Assignment: Whenever a line in this data holds the word "adatok", report that line in full.

The records:
※
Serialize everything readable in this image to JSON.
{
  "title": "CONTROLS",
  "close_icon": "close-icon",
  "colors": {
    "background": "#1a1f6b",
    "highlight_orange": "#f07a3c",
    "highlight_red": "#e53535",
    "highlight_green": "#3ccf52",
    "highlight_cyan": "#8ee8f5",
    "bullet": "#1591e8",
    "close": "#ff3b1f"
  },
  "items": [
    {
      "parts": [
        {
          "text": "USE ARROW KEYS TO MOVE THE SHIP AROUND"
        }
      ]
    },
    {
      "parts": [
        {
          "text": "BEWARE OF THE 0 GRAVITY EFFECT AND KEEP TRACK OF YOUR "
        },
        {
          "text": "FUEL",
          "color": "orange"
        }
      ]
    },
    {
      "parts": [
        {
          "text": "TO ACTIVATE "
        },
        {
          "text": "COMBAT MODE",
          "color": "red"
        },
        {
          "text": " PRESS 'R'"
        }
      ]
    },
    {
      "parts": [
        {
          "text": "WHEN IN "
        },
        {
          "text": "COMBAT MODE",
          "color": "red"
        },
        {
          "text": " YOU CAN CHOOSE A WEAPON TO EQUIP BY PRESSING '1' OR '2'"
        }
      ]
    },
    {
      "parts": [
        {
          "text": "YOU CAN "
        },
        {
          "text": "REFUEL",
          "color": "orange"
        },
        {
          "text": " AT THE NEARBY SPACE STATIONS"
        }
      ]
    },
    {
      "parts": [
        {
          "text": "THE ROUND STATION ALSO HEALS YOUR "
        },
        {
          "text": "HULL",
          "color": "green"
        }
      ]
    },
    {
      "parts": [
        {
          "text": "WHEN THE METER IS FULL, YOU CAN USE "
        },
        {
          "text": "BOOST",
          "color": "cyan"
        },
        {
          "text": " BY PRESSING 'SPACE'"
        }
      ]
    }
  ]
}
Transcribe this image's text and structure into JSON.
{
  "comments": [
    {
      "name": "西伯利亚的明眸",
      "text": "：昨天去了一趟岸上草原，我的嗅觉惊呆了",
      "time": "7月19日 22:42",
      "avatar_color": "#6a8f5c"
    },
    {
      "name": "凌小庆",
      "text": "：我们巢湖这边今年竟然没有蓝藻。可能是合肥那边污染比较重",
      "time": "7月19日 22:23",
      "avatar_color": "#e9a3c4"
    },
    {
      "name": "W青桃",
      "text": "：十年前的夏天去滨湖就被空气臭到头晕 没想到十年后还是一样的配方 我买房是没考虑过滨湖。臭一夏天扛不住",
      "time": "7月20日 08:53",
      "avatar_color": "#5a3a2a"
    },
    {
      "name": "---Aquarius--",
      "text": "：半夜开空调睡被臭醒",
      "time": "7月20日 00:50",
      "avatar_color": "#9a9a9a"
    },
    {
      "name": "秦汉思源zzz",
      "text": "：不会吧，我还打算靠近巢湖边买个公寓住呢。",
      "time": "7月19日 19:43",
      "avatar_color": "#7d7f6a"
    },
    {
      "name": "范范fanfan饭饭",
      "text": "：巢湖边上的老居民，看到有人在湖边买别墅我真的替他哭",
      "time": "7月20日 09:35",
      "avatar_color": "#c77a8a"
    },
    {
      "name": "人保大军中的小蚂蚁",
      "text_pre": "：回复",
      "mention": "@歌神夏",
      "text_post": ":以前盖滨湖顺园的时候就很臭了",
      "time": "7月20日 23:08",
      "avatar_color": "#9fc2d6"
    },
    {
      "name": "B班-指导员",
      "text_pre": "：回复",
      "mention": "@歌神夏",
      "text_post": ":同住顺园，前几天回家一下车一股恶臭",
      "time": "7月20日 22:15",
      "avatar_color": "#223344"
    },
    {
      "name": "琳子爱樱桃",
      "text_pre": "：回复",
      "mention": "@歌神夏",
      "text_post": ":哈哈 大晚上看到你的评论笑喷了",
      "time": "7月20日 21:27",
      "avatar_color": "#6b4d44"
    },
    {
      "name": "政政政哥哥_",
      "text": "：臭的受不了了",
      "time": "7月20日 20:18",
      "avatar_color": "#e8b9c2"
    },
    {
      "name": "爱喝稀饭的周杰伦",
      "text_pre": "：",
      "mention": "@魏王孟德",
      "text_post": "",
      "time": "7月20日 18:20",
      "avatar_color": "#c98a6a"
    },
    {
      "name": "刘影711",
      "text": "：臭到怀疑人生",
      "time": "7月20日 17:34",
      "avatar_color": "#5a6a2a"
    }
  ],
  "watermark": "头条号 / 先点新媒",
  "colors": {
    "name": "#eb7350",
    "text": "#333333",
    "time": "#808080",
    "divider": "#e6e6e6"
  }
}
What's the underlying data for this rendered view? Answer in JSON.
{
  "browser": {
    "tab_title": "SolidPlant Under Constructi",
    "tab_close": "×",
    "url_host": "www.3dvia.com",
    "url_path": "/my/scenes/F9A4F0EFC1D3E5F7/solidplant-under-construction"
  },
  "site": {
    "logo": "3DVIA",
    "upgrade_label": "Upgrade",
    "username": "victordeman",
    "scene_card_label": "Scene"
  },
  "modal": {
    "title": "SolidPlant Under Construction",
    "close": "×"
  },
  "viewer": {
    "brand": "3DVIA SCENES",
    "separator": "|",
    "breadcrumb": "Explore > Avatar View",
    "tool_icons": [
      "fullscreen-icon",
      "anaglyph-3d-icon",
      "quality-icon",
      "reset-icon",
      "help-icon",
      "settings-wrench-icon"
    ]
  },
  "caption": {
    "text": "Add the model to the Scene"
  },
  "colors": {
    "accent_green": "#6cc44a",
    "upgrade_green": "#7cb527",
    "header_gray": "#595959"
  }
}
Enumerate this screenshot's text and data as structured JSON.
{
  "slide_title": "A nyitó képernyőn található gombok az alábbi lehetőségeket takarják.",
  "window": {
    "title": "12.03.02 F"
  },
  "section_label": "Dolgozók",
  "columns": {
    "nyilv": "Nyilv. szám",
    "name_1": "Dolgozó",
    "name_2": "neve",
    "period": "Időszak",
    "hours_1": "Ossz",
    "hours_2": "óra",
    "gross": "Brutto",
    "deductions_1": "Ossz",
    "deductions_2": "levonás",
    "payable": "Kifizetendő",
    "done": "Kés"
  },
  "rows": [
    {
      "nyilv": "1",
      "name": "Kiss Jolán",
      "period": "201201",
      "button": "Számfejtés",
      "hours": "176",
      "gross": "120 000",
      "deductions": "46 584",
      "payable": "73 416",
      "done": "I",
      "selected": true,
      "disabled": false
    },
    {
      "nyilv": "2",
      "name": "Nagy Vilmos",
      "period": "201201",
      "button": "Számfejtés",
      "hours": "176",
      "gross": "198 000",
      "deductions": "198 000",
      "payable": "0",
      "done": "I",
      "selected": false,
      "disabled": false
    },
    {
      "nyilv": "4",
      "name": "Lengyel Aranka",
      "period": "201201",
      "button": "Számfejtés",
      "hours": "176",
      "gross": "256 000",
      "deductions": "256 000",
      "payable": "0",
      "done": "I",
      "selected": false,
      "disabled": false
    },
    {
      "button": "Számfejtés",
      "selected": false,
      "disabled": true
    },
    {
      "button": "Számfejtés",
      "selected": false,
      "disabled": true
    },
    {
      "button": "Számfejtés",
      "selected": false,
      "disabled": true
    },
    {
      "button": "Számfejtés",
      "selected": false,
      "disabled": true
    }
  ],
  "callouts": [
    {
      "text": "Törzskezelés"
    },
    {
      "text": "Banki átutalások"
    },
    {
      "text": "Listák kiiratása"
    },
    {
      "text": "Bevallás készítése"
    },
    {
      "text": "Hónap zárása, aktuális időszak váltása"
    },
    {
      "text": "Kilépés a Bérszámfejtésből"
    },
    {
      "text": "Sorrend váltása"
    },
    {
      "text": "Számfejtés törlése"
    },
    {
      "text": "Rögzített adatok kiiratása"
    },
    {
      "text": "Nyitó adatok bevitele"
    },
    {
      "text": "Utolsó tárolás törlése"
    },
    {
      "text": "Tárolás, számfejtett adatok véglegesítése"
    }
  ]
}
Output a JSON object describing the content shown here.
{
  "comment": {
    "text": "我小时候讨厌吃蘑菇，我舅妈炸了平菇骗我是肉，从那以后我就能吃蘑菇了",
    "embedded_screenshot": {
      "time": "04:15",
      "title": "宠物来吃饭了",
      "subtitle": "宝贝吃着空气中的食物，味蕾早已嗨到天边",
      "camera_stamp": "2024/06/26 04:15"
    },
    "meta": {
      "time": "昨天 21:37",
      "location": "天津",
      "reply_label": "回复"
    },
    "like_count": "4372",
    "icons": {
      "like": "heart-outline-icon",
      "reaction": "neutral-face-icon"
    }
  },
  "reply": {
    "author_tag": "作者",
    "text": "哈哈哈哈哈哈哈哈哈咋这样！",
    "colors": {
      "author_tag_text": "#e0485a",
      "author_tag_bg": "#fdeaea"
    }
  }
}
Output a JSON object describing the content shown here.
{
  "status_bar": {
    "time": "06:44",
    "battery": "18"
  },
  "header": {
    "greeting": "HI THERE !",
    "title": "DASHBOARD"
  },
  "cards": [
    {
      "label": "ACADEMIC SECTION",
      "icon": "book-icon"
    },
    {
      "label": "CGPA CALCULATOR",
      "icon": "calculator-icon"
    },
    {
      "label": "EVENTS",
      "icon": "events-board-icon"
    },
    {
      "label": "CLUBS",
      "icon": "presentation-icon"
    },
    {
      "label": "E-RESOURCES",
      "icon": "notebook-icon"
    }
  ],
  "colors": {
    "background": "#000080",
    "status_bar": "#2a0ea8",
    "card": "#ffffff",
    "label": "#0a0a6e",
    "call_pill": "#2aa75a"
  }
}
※
Written response:
      "text": "Rögzített adatok kiiratása"
      "text": "Nyitó adatok bevitele"
      "text": "Tárolás, számfejtett adatok véglegesítése"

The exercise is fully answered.